Carl: The four of us were always discussing the story. Eventually we would split off and I would write a draft, Marc and Tim would write the music, we would all pass the lyrics back and forth, but we would always come back together and explore it in workshops. We’d have actors. We’d have puppeteers. We’d have designers. We’d show sections in rough form to people to test them out. Then we’d rethink, rewrite or start again. There were a multitude of elements to juggle (songs, scenes, visuals and dance) all required to drive the story forward, which our director Tom Morris expertly did.

Do you have a favourite moment in the musical?

Tim: My personal favourite is “I Am The Freak Show”/the grin reveal.

Marc: The very end, when Grinpayne and Dea walk into the audience.

Carl: This is horribly unfair to all of the other extraordinary performers we had in the show (and they were all the best), but I have to say, every time living legend Julian Bleach came out on stage and said words that I’d written was just the biggest thrill. I saw Julian, like we all did, in Shockheaded Peter, and was blown away by the man, so working with him, writing for him, watching him bring the house down in his own unique way always had me riddled with worms of absolute joy.


Do you have any advice for companies looking to stage the show in the future?

Carl: Use a puppet wolf, not a real one. Tried it in previews. Messy.

Tom: However you interpret the show, do it with the whole of your passionate heart and it might just come off.

Tim: It’s a love story!  That’s the most important thing to walk away feeling.

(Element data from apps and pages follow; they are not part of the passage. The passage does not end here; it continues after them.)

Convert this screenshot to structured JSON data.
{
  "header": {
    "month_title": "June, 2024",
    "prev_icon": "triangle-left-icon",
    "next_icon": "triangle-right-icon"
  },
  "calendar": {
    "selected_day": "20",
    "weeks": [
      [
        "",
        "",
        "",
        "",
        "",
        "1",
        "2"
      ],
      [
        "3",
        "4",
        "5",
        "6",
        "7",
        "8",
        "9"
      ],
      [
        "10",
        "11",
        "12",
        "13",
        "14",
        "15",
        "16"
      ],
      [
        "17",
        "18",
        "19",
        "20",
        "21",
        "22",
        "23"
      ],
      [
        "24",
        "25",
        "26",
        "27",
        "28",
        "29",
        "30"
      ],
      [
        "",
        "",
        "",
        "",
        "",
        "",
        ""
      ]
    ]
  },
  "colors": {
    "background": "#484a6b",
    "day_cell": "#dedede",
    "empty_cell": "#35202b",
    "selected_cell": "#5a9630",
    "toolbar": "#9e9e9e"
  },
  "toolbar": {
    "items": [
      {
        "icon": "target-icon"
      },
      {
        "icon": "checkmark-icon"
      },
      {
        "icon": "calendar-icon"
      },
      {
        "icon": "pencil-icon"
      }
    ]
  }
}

What do you want audiences to take away from the musical?

Tom: I have no idea, but I want them to write to us and tell us what they saw, heard and felt.

Tim: I would love them to feel a sense of compassion for the less fortunate, but also just to have a good laugh and a good cry.

Carl: The feeling of having been transported to another world, told a story they have never heard before; heartstrings plucked, something in their eye and head full of unforgettable tu

For information about licensing a production of The Grinning Man, visit Concord Theatricals in the UK or US.